PROBLEM
Find the count of lines in the material below that include the word "kind". State nothing but that number.

"""

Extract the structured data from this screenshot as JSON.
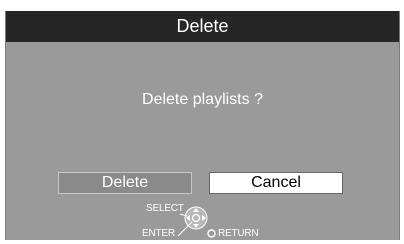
{
  "dialog": {
    "title": "Delete",
    "message": "Delete playlists ?"
  },
  "buttons": {
    "delete_label": "Delete",
    "cancel_label": "Cancel",
    "focused": "delete"
  },
  "hints": {
    "select_label": "SELECT",
    "enter_label": "ENTER",
    "return_label": "RETURN",
    "dpad_icon": "dpad-icon",
    "return_icon": "return-button-icon"
  },
  "colors": {
    "panel_bg": "#9a9a9a",
    "title_bg": "#262626",
    "focused_button_bg": "#8a8a8a",
    "unfocused_button_bg": "#ffffff"
  }
}
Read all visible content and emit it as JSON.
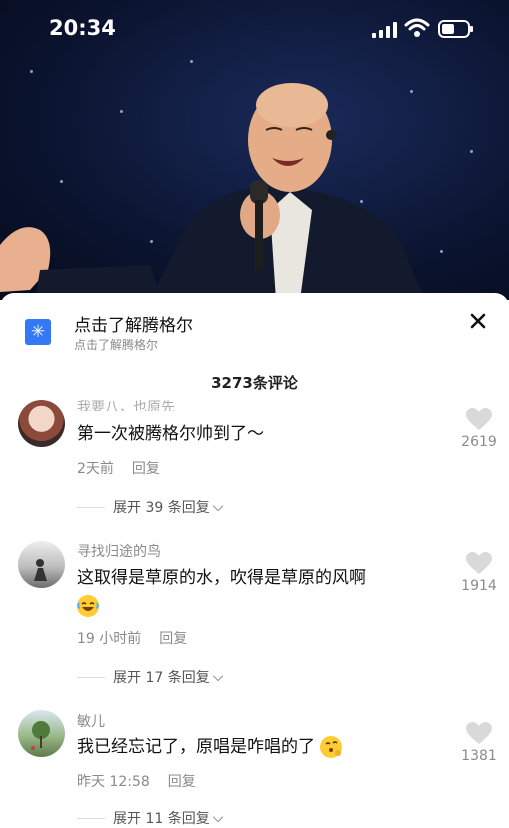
{
  "status_bar": {
    "time": "20:34"
  },
  "source_bar": {
    "title": "点击了解腾格尔",
    "subtitle": "点击了解腾格尔",
    "icon": "asterisk-icon"
  },
  "comments_header": {
    "count_label": "3273条评论"
  },
  "comments": [
    {
      "username": "我要八，也原先",
      "text": "第一次被腾格尔帅到了～",
      "emoji": "",
      "time": "2天前",
      "reply_label": "回复",
      "expand_label": "展开 39 条回复",
      "likes": "2619"
    },
    {
      "username": "寻找归途的鸟",
      "text": "这取得是草原的水，吹得是草原的风啊",
      "emoji": "laughing-tears-emoji",
      "time": "19 小时前",
      "reply_label": "回复",
      "expand_label": "展开 17 条回复",
      "likes": "1914"
    },
    {
      "username": "敏儿",
      "text": "我已经忘记了，原唱是咋唱的了",
      "emoji": "thinking-emoji",
      "time": "昨天 12:58",
      "reply_label": "回复",
      "expand_label": "展开 11 条回复",
      "likes": "1381"
    }
  ]
}
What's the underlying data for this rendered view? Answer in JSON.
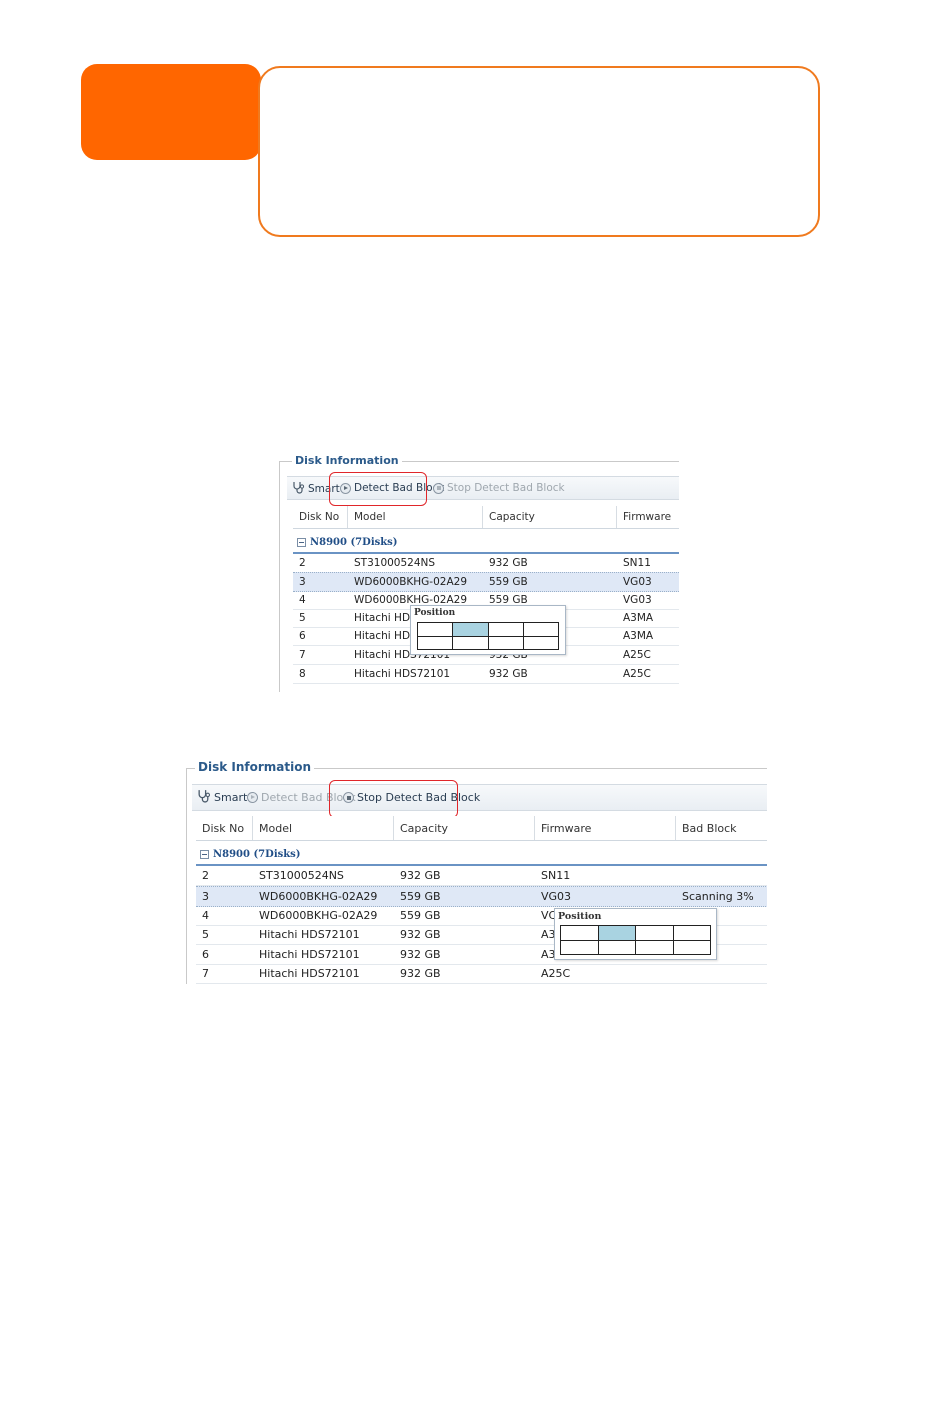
{
  "header": {
    "tab_color": "#ff6600",
    "box_border_color": "#f07a1e"
  },
  "panel1": {
    "legend": "Disk Information",
    "toolbar": {
      "smart": "Smart",
      "detect": "Detect Bad Block",
      "stop": "Stop Detect Bad Block"
    },
    "columns": [
      "Disk No",
      "Model",
      "Capacity",
      "Firmware"
    ],
    "group": "N8900 (7Disks)",
    "rows": [
      [
        "2",
        "ST31000524NS",
        "932 GB",
        "SN11"
      ],
      [
        "3",
        "WD6000BKHG-02A29",
        "559 GB",
        "VG03"
      ],
      [
        "4",
        "WD6000BKHG-02A29",
        "559 GB",
        "VG03"
      ],
      [
        "5",
        "Hitachi HDS",
        "",
        "A3MA"
      ],
      [
        "6",
        "Hitachi HDS",
        "",
        "A3MA"
      ],
      [
        "7",
        "Hitachi HDS72101",
        "932 GB",
        "A25C"
      ],
      [
        "8",
        "Hitachi HDS72101",
        "932 GB",
        "A25C"
      ]
    ],
    "popup_title": "Position"
  },
  "panel2": {
    "legend": "Disk Information",
    "toolbar": {
      "smart": "Smart",
      "detect": "Detect Bad Block",
      "stop": "Stop Detect Bad Block"
    },
    "columns": [
      "Disk No",
      "Model",
      "Capacity",
      "Firmware",
      "Bad Block"
    ],
    "group": "N8900 (7Disks)",
    "rows": [
      [
        "2",
        "ST31000524NS",
        "932 GB",
        "SN11",
        ""
      ],
      [
        "3",
        "WD6000BKHG-02A29",
        "559 GB",
        "VG03",
        "Scanning 3%"
      ],
      [
        "4",
        "WD6000BKHG-02A29",
        "559 GB",
        "VC",
        ""
      ],
      [
        "5",
        "Hitachi HDS72101",
        "932 GB",
        "A3",
        ""
      ],
      [
        "6",
        "Hitachi HDS72101",
        "932 GB",
        "A3",
        ""
      ],
      [
        "7",
        "Hitachi HDS72101",
        "932 GB",
        "A25C",
        ""
      ]
    ],
    "popup_title": "Position"
  }
}
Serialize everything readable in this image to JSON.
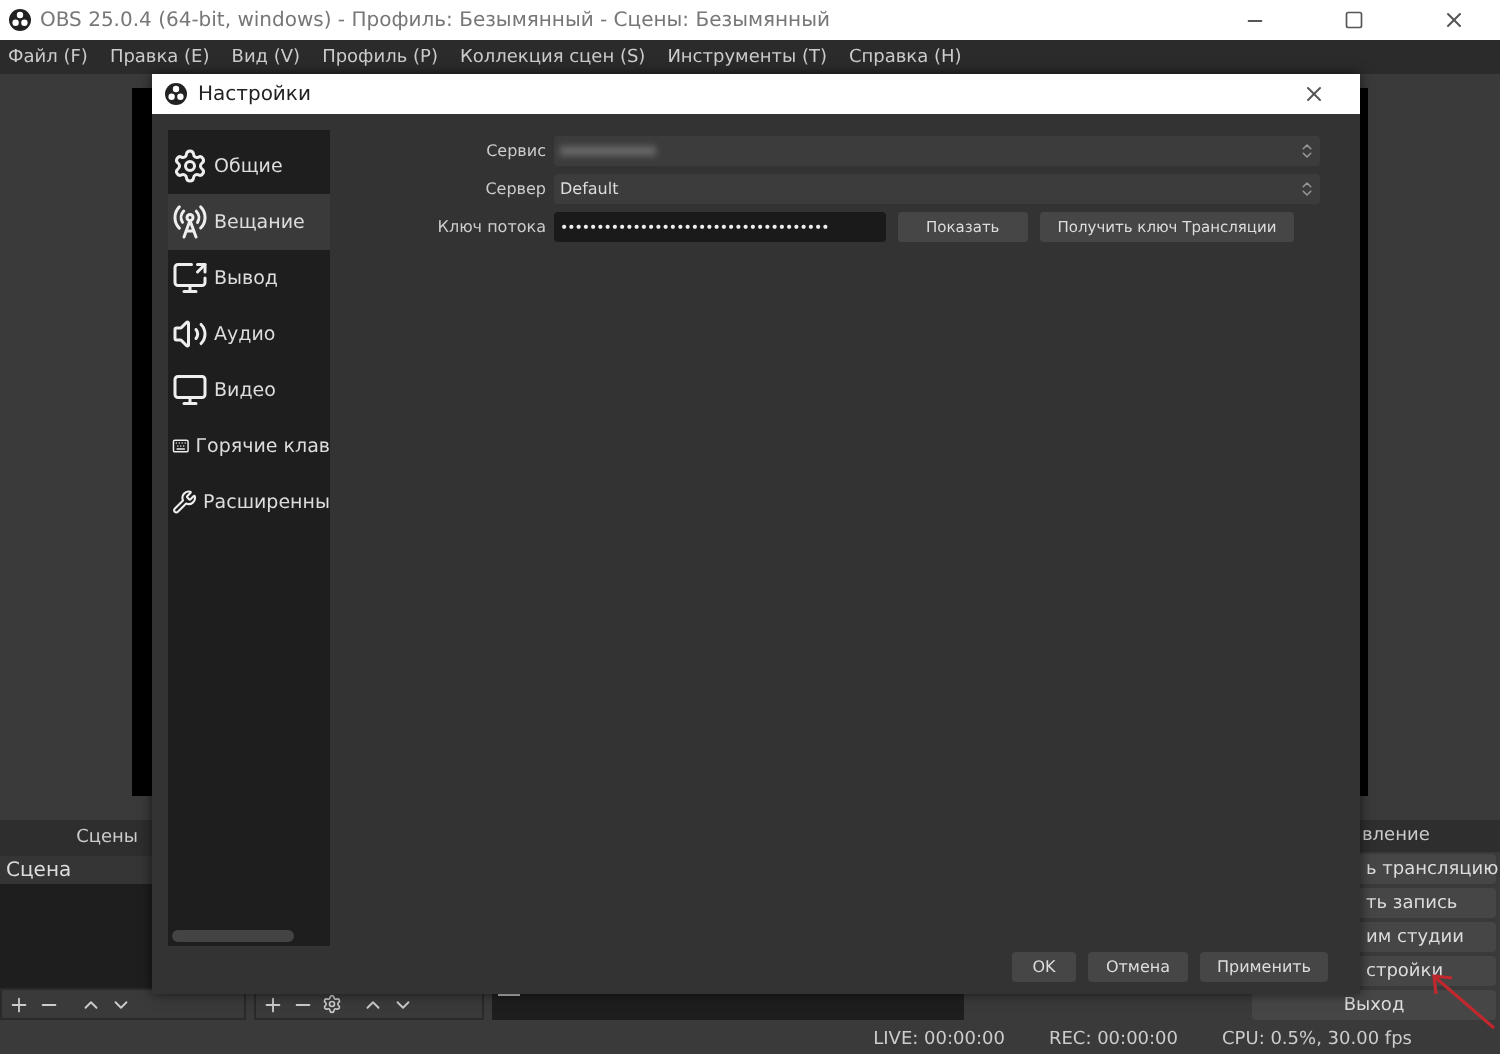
{
  "window": {
    "title": "OBS 25.0.4 (64-bit, windows) - Профиль: Безымянный - Сцены: Безымянный"
  },
  "menu": [
    "Файл (F)",
    "Правка (E)",
    "Вид (V)",
    "Профиль (P)",
    "Коллекция сцен (S)",
    "Инструменты (T)",
    "Справка (H)"
  ],
  "scenes": {
    "title": "Сцены",
    "items": [
      {
        "label": "Сцена",
        "selected": true
      }
    ]
  },
  "controls": {
    "title": "вление",
    "buttons": [
      {
        "label": "ь трансляцию",
        "cut": true
      },
      {
        "label": "ть запись",
        "cut": true
      },
      {
        "label": "им студии",
        "cut": true
      },
      {
        "label": "стройки",
        "cut": true
      },
      {
        "label": "Выход",
        "cut": false
      }
    ]
  },
  "status_bar": [
    "LIVE: 00:00:00",
    "REC: 00:00:00",
    "CPU: 0.5%, 30.00 fps"
  ],
  "dialog": {
    "title": "Настройки",
    "nav": [
      {
        "label": "Общие",
        "kind": "general",
        "selected": false
      },
      {
        "label": "Вещание",
        "kind": "stream",
        "selected": true
      },
      {
        "label": "Вывод",
        "kind": "output",
        "selected": false
      },
      {
        "label": "Аудио",
        "kind": "audio",
        "selected": false
      },
      {
        "label": "Видео",
        "kind": "video",
        "selected": false
      },
      {
        "label": "Горячие клав",
        "kind": "hotkeys",
        "selected": false
      },
      {
        "label": "Расширенны",
        "kind": "advanced",
        "selected": false
      }
    ],
    "form": [
      {
        "label": "Сервис",
        "kind": "select",
        "blurred": true
      },
      {
        "label": "Сервер",
        "kind": "select",
        "value": "Default"
      },
      {
        "label": "Ключ потока",
        "kind": "secret",
        "value": "•••••••••••••••••••••••••••••••••••••",
        "buttons": [
          "Показать",
          "Получить ключ Трансляции"
        ]
      }
    ],
    "buttons": [
      "OK",
      "Отмена",
      "Применить"
    ]
  }
}
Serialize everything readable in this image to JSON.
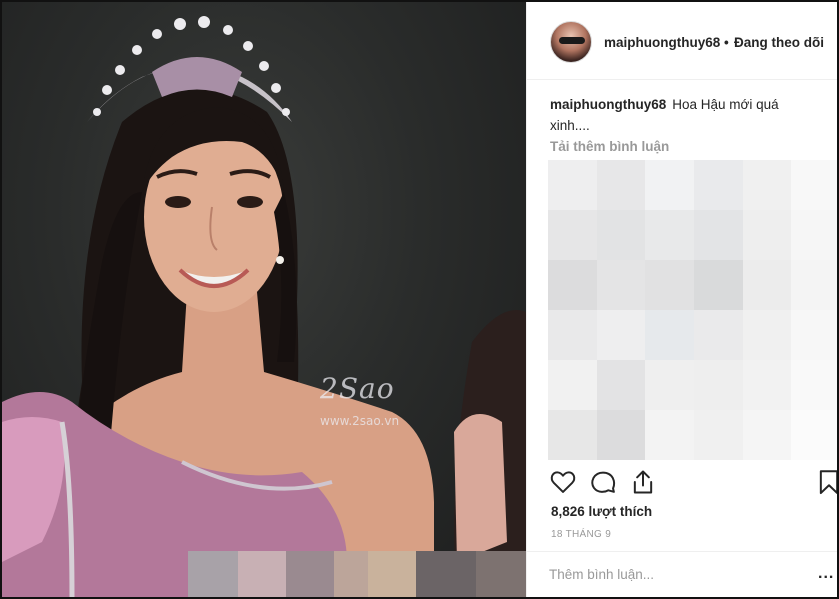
{
  "post": {
    "watermark_logo": "2Sao",
    "watermark_url": "www.2sao.vn",
    "image_censor_colors": [
      "#a8a2a8",
      "#c8b0b4",
      "#9a8a90",
      "#bca59a",
      "#c9b29c",
      "#6b6466",
      "#7d7270"
    ]
  },
  "header": {
    "username": "maiphuongthuy68",
    "separator": "•",
    "follow_status": "Đang theo dõi"
  },
  "caption": {
    "username": "maiphuongthuy68",
    "text": "Hoa Hậu mới quá xinh...."
  },
  "comments": {
    "load_more": "Tải thêm bình luận",
    "censor_colors": [
      "#eeeeef",
      "#e7e7e8",
      "#f1f2f3",
      "#e9eaec",
      "#f0f0f0",
      "#f8f8f8",
      "#e6e6e7",
      "#e2e3e4",
      "#e8e9ea",
      "#e3e4e6",
      "#eeeeee",
      "#f6f6f6",
      "#dcdcdd",
      "#e4e4e5",
      "#e1e1e2",
      "#d9dadb",
      "#ececec",
      "#f4f4f4",
      "#e9e9ea",
      "#eeeeef",
      "#e6e9ec",
      "#eaeaeb",
      "#f0f0f0",
      "#f7f7f7",
      "#f1f1f1",
      "#e3e3e4",
      "#efefef",
      "#eeeeee",
      "#f2f2f2",
      "#f9f9f9",
      "#e7e7e7",
      "#dcdcdd",
      "#f3f3f3",
      "#f0f0f0",
      "#f5f5f5",
      "#fbfbfb"
    ]
  },
  "actions": {
    "like_icon": "heart-icon",
    "comment_icon": "comment-icon",
    "share_icon": "share-icon",
    "save_icon": "bookmark-icon"
  },
  "stats": {
    "likes": "8,826 lượt thích",
    "date": "18 THÁNG 9"
  },
  "comment_box": {
    "placeholder": "Thêm bình luận...",
    "more_label": "..."
  }
}
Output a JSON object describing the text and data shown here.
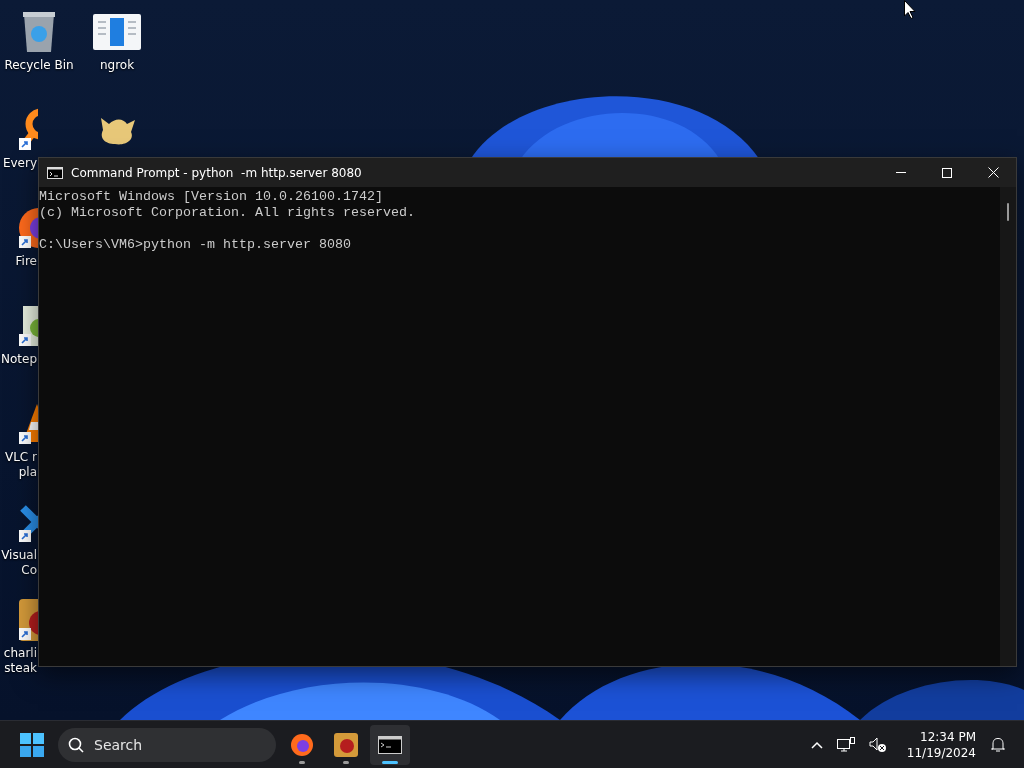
{
  "desktop": {
    "columns": [
      [
        {
          "lines": [
            "Recycle Bin"
          ]
        },
        {
          "lines": [
            "Every"
          ]
        },
        {
          "lines": [
            "Fire"
          ]
        },
        {
          "lines": [
            "Notep"
          ]
        },
        {
          "lines": [
            "VLC r",
            "pla"
          ]
        },
        {
          "lines": [
            "Visual",
            "Co"
          ]
        },
        {
          "lines": [
            "charli",
            "steak"
          ]
        }
      ],
      [
        {
          "lines": [
            "ngrok"
          ]
        }
      ]
    ]
  },
  "window": {
    "title": "Command Prompt - python  -m http.server 8080",
    "output": [
      [
        "Microsoft Windows [Version 10.0.26100.1742]",
        "(c) Microsoft Corporation. All rights reserved."
      ],
      [
        "C:\\Users\\VM6>python -m http.server 8080"
      ]
    ]
  },
  "taskbar": {
    "search": {
      "placeholder": "Search"
    },
    "apps": [
      {
        "selected": false
      },
      {
        "selected": false
      },
      {
        "selected": true
      }
    ],
    "clock": {
      "time": "12:34 PM",
      "date": "11/19/2024"
    }
  }
}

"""

ANSWER FOR THIS EXERCISE
10